What’s Ada Lovelace Day? Ada Lovelace Day was founded by Suw Charman-Anderson and aims to raise the profile of women inscience, technology, engineering and maths by encouraging people around the world to talk about the women whose work they admire. This international day of celebration helps people learn about the achievements of women in STEM (science, tech, engineering and maths), inspiring others and creating new role models for young and old alike.
Ada Lovelace Day:
Who’s Ada? Ada Lovelace is widely held to have been the world’s first computer programmer. Ada worked alongside inventor Charles Babbage, Lovelace was intrigued by his Analytical Engine and in 1842, she translated a description of it by italian mathematician Luigi Menabrea. Babbage asked her to expand the article and this was when she wrote several early ‘computer programs’.
In celebration of Ada Lovelace Day, I wanted to share a few inspiring pioneer women in STEM, role models from the past and present:
1. Anita Borg: Borg was the founding director of the Institute for Women and Technology (IWT) up until her untimely death in April 2003. Beginning in 1997, the institute was supported and funded by Xerox. Borg’s goals for the institute were threefold: 1.to bring non-technical women into the design process 2. encourage more women to become scientists and 3. help the industry, academia and the government accelerate these changes. The IWT now named The Anita Borg Institute continues to play a huge part in increasing the impact of women on all aspects of technology, and improving the positive impact of technology on the world’s women.
2. Meg Whitman: Acting as the CEO of eBay since March 1998, Meg has taken the company from fewer than 100 employees to over 9,000 employees world wide. Meg was also named the most powerful woman in business by Fortune magazine in 2004.3. Marissa Mayer: who was the first female engineer at Google and now ranks among their most influential decision-makers.
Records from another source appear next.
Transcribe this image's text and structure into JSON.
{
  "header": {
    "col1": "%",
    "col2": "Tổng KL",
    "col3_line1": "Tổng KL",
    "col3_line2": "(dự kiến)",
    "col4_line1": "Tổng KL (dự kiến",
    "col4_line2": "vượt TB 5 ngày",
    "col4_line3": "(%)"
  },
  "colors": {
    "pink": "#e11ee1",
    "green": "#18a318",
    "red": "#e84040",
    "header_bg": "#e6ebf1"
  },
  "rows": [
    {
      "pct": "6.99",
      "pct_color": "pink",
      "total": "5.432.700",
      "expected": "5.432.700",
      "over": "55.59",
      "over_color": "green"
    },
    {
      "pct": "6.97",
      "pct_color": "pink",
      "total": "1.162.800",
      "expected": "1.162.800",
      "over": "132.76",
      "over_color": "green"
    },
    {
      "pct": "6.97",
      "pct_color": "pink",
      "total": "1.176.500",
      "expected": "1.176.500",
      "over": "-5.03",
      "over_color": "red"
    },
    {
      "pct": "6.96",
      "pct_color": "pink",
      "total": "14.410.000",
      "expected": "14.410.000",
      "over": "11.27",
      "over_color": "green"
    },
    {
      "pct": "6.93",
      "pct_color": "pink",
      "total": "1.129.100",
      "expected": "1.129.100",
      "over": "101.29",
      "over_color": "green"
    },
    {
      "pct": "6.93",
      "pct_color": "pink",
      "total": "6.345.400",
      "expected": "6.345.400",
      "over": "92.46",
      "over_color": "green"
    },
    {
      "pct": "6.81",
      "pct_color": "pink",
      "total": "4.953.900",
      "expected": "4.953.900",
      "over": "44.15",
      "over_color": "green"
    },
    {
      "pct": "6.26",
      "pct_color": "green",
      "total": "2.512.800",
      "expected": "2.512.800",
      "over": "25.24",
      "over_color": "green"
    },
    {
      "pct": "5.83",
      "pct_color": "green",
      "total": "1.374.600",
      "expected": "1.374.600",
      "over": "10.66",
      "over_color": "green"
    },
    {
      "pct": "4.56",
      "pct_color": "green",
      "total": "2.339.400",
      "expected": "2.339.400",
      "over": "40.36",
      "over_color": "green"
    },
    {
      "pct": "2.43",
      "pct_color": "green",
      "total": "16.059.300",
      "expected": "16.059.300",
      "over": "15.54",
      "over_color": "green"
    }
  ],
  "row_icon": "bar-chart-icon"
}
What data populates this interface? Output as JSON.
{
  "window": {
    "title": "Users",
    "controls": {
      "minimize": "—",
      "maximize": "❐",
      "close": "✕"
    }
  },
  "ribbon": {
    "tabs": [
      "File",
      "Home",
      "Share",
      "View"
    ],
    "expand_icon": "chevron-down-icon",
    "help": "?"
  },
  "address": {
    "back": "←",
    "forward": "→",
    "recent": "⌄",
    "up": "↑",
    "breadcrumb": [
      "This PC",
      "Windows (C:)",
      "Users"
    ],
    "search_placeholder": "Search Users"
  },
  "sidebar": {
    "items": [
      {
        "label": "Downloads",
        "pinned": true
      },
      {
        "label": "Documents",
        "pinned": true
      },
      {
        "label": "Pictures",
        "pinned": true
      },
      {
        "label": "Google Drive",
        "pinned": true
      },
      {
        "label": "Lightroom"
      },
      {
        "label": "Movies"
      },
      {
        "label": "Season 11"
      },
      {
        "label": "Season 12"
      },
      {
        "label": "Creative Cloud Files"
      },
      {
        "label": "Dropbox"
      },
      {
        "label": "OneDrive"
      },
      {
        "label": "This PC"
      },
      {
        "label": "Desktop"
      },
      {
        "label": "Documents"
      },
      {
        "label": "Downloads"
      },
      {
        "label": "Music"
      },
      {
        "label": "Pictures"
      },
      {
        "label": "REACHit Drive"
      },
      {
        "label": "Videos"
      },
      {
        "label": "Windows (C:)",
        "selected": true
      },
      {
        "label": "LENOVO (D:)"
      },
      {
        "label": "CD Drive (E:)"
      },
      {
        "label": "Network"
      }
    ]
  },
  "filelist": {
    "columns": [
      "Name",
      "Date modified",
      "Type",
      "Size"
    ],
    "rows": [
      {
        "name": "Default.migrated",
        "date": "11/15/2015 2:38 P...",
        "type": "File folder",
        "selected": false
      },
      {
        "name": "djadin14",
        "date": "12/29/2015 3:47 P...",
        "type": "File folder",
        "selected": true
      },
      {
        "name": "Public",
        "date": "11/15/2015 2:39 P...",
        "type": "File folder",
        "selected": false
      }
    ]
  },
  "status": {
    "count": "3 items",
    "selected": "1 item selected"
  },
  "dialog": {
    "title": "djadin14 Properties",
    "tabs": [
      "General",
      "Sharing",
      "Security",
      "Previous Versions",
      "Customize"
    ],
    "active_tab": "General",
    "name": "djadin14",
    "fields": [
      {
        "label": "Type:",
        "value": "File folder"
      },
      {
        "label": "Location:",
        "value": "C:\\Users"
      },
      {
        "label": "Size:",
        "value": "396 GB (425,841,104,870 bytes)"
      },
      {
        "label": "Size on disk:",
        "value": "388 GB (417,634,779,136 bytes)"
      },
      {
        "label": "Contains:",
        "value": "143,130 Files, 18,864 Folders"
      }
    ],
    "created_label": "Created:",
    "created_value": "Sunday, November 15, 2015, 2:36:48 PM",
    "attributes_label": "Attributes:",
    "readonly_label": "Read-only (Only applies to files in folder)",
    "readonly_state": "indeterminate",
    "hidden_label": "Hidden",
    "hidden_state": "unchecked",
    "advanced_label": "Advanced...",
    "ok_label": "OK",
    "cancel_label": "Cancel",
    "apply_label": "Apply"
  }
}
Since Google Mayer now works with Yahoo influencing how millions of people around the globe access information.
4. Emmy Noether: German Mathematician Emmy Noether (1882-1935) was described by Albert Einstein as “the most important women in the history of mathematics. “ With her ground breaking contributions to abstract algebra and theoretical physics, she revolutionized the theories of rings, fields and algebras. Her ‘Noether’s Theorem explained certain fundamentals in physics.5. Katherine Johnson: Katherine is an African-American physicist and visionary who is responsible for calculating the trajectory for 1969 Apollo 11 flight, which landed the first ever humans, Neil Armstrong and Buzz Aldrin on the moon. She made significant contributions to America’s aeronautics and space programs with the early application of digital electronic computers at NASA, her courage and perseverance helped to lead the way for both women and African-Americans in technical fields.
I’d like to dedicate this post to the most inspiring pioneer woman I know, my Mother Linda Macaulay (B.Sc, M.Sc, PhD, CEng, Cert. Ed., FBCS) Emeritus Professor of Information System Design Manchester Business School and Visiting Professor at the University of Technology, Malaysia; twice holder of the prestigious IBM Faculty Award and a Fellow of the British Computer Society. She is a STEM Ambassador and until recently she was co-Director of the Centre for Service Research and Principal Investigator on the SSME UK network project and in 2012 published a book of Case Studies in Service Innovation. Mum you are the best!
In spite of all this female talent, there still remains an unsettling gender disparity in science, technology, engineering and mathematics. Annual celebrations such as the Ada Lovelace Day and groups like the Manchester Girl Geeks, who meet regularly to encourage girls and women both young and old to pursue their love of STEM are living proof that the future is bright and the gender gap will one day be a thing of the past!
Do you have a female role model working in STEM today or from the past?